» **TASK DIRECTIONS**
Using the records that follow, tally the lines containing the word "Partenaires" and state only the count.

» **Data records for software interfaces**
=== Begin Enclosure ===
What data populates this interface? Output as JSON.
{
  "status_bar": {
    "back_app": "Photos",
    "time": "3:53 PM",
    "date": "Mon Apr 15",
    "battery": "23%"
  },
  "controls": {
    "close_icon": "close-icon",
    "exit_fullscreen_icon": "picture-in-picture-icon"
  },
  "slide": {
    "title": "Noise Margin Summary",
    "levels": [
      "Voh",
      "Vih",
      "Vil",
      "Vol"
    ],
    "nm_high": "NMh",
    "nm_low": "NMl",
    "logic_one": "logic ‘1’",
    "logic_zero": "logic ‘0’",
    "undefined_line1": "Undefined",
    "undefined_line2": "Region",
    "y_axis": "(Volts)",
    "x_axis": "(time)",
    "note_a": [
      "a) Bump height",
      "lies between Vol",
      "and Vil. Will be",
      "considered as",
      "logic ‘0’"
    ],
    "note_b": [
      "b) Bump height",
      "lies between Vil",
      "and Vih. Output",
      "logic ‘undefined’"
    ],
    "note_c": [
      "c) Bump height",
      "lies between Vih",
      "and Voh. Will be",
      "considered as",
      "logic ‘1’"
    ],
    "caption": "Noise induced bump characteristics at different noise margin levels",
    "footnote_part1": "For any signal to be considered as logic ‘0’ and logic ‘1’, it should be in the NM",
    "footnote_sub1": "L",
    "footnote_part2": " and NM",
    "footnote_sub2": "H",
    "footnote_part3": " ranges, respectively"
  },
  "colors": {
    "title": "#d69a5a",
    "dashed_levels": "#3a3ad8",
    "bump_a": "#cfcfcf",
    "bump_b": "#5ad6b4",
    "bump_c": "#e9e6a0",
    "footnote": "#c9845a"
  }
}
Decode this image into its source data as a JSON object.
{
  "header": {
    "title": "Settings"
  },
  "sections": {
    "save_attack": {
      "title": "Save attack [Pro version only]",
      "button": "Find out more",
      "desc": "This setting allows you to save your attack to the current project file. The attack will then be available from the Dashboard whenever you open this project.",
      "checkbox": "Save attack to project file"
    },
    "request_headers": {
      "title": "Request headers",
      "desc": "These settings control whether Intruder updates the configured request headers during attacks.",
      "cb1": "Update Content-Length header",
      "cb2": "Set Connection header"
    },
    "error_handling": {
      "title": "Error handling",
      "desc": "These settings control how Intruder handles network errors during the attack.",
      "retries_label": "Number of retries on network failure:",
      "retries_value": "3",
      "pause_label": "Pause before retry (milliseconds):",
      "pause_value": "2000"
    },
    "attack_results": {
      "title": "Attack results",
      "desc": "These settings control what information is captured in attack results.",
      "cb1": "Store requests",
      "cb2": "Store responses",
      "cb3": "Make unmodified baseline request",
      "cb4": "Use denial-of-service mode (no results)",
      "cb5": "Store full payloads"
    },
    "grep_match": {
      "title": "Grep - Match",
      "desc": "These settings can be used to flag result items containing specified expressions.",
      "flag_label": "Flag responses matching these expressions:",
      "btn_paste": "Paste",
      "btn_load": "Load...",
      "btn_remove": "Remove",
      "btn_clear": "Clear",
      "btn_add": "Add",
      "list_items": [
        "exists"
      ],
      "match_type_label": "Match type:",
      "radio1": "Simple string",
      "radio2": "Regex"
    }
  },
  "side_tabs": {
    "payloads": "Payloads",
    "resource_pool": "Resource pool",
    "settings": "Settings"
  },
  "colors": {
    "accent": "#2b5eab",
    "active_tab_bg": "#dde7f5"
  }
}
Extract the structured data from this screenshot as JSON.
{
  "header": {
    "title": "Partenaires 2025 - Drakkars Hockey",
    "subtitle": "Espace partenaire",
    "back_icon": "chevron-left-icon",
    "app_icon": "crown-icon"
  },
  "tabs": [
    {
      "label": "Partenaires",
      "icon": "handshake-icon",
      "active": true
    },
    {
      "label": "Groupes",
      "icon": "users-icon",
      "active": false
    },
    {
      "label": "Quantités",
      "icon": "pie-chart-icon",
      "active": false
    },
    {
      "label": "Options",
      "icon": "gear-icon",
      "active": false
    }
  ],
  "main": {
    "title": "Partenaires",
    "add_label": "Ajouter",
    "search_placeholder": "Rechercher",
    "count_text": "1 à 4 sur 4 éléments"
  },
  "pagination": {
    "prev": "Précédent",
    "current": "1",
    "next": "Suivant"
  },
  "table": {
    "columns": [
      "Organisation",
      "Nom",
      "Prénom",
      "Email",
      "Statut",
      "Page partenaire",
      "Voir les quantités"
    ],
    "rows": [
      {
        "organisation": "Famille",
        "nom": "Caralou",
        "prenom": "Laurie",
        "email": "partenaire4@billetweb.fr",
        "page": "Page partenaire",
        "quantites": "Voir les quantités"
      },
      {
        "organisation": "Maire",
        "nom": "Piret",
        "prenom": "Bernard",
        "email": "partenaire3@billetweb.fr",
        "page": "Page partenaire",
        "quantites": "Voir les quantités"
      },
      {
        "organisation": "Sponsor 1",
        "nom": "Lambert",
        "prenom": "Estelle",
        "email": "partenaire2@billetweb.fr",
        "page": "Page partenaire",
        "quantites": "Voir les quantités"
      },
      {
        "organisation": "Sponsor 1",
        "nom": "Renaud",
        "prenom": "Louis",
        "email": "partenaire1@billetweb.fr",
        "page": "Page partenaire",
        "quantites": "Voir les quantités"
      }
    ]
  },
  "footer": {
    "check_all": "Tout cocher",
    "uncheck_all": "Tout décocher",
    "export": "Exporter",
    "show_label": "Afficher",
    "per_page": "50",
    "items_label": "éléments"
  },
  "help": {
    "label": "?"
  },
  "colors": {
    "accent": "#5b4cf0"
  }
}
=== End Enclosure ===
» **RESULT**
3